→ WHAT THIS TASK INVOLVES:
Your answer should be the lines of the listing that contain the word "Campo".

- - -

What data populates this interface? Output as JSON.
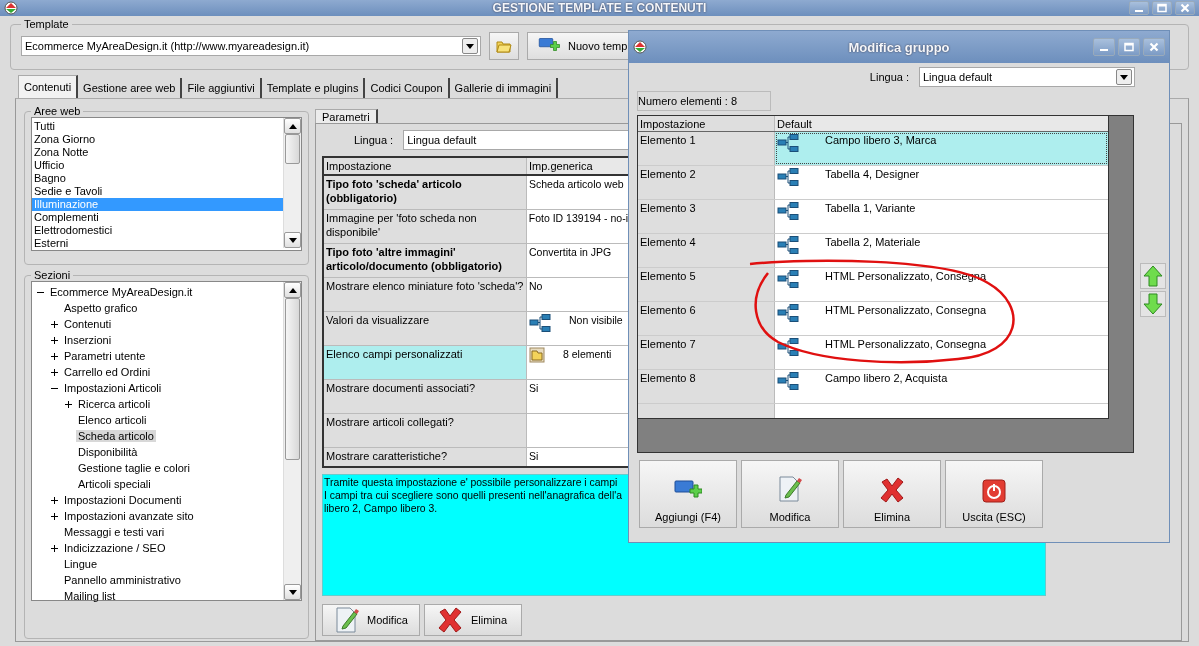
{
  "window": {
    "title": "GESTIONE TEMPLATE E CONTENUTI"
  },
  "template": {
    "legend": "Template",
    "value": "Ecommerce MyAreaDesign.it (http://www.myareadesign.it)",
    "new_button": "Nuovo temp"
  },
  "tabs": [
    {
      "label": "Contenuti",
      "selected": true
    },
    {
      "label": "Gestione aree web",
      "selected": false
    },
    {
      "label": "File aggiuntivi",
      "selected": false
    },
    {
      "label": "Template e plugins",
      "selected": false
    },
    {
      "label": "Codici Coupon",
      "selected": false
    },
    {
      "label": "Gallerie di immagini",
      "selected": false
    }
  ],
  "aree_web": {
    "legend": "Aree web",
    "items": [
      {
        "label": "Tutti",
        "selected": false
      },
      {
        "label": "Zona Giorno",
        "selected": false
      },
      {
        "label": "Zona Notte",
        "selected": false
      },
      {
        "label": "Ufficio",
        "selected": false
      },
      {
        "label": "Bagno",
        "selected": false
      },
      {
        "label": "Sedie e Tavoli",
        "selected": false
      },
      {
        "label": "Illuminazione",
        "selected": true
      },
      {
        "label": "Complementi",
        "selected": false
      },
      {
        "label": "Elettrodomestici",
        "selected": false
      },
      {
        "label": "Esterni",
        "selected": false
      }
    ]
  },
  "sezioni": {
    "legend": "Sezioni",
    "tree": [
      {
        "label": "Ecommerce MyAreaDesign.it",
        "expanded": true,
        "selected": false,
        "children": [
          {
            "label": "Aspetto grafico",
            "selected": false
          },
          {
            "label": "Contenuti",
            "expanded": false,
            "selected": false
          },
          {
            "label": "Inserzioni",
            "expanded": false,
            "selected": false
          },
          {
            "label": "Parametri utente",
            "expanded": false,
            "selected": false
          },
          {
            "label": "Carrello ed Ordini",
            "expanded": false,
            "selected": false
          },
          {
            "label": "Impostazioni Articoli",
            "expanded": true,
            "selected": false,
            "children": [
              {
                "label": "Ricerca articoli",
                "expanded": false,
                "selected": false
              },
              {
                "label": "Elenco articoli",
                "selected": false
              },
              {
                "label": "Scheda articolo",
                "selected": true
              },
              {
                "label": "Disponibilità",
                "selected": false
              },
              {
                "label": "Gestione taglie e colori",
                "selected": false
              },
              {
                "label": "Articoli speciali",
                "selected": false
              }
            ]
          },
          {
            "label": "Impostazioni Documenti",
            "expanded": false,
            "selected": false
          },
          {
            "label": "Impostazioni avanzate sito",
            "expanded": false,
            "selected": false
          },
          {
            "label": "Messaggi e testi vari",
            "selected": false
          },
          {
            "label": "Indicizzazione / SEO",
            "expanded": false,
            "selected": false
          },
          {
            "label": "Lingue",
            "selected": false
          },
          {
            "label": "Pannello amministrativo",
            "selected": false
          },
          {
            "label": "Mailing list",
            "selected": false
          }
        ]
      }
    ]
  },
  "parametri": {
    "tabs": [
      {
        "label": "Parametri",
        "selected": true
      }
    ],
    "lingua_label": "Lingua :",
    "lingua_value": "Lingua default",
    "columns": [
      "Impostazione",
      "Imp.generica"
    ],
    "rows": [
      {
        "setting": "Tipo foto 'scheda' articolo (obbligatorio)",
        "bold": true,
        "selected": false,
        "kind": "text",
        "value": "Scheda articolo web"
      },
      {
        "setting": "Immagine per 'foto scheda non disponibile'",
        "bold": false,
        "selected": false,
        "kind": "text",
        "value": "Foto ID 139194 - no-i"
      },
      {
        "setting": "Tipo foto 'altre immagini' articolo/documento (obbligatorio)",
        "bold": true,
        "selected": false,
        "kind": "text",
        "value": "Convertita in JPG"
      },
      {
        "setting": "Mostrare elenco miniature foto 'scheda'?",
        "bold": false,
        "selected": false,
        "kind": "text",
        "value": "No"
      },
      {
        "setting": "Valori da visualizzare",
        "bold": false,
        "selected": false,
        "kind": "tree",
        "value": "Non visibile"
      },
      {
        "setting": "Elenco campi personalizzati",
        "bold": false,
        "selected": true,
        "kind": "folder",
        "value": "8 elementi"
      },
      {
        "setting": "Mostrare documenti associati?",
        "bold": false,
        "selected": false,
        "kind": "text",
        "value": "Si"
      },
      {
        "setting": "Mostrare articoli collegati?",
        "bold": false,
        "selected": false,
        "kind": "text"
      },
      {
        "setting": "Mostrare caratteristiche?",
        "bold": false,
        "selected": false,
        "kind": "text",
        "value": "Si"
      }
    ],
    "description": [
      "Tramite questa impostazione e' possibile personalizzare i campi",
      "I campi tra cui scegliere sono quelli presenti nell'anagrafica dell'a",
      "libero 2, Campo libero 3."
    ],
    "buttons": [
      {
        "label": "Modifica",
        "kind": "edit"
      },
      {
        "label": "Elimina",
        "kind": "delete"
      }
    ]
  },
  "dialog": {
    "title": "Modifica gruppo",
    "lingua_label": "Lingua :",
    "lingua_value": "Lingua default",
    "count": "Numero elementi : 8",
    "columns": [
      "Impostazione",
      "Default"
    ],
    "rows": [
      {
        "label": "Elemento 1",
        "value": "Campo libero 3, Marca",
        "selected": true
      },
      {
        "label": "Elemento 2",
        "value": "Tabella 4, Designer",
        "selected": false
      },
      {
        "label": "Elemento 3",
        "value": "Tabella 1, Variante",
        "selected": false
      },
      {
        "label": "Elemento 4",
        "value": "Tabella 2, Materiale",
        "selected": false
      },
      {
        "label": "Elemento 5",
        "value": "HTML Personalizzato, Consegna",
        "selected": false
      },
      {
        "label": "Elemento 6",
        "value": "HTML Personalizzato, Consegna",
        "selected": false
      },
      {
        "label": "Elemento 7",
        "value": "HTML Personalizzato, Consegna",
        "selected": false
      },
      {
        "label": "Elemento 8",
        "value": "Campo libero 2, Acquista",
        "selected": false
      }
    ],
    "buttons": [
      {
        "label": "Aggiungi (F4)",
        "kind": "add"
      },
      {
        "label": "Modifica",
        "kind": "edit"
      },
      {
        "label": "Elimina",
        "kind": "delete"
      },
      {
        "label": "Uscita (ESC)",
        "kind": "exit"
      }
    ]
  },
  "annotation": {
    "kind": "ellipse"
  }
}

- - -

→ TASK ANSWER:
      "libero 2, Campo libero 3."
        "value": "Campo libero 3, Marca",
        "value": "Campo libero 2, Acquista",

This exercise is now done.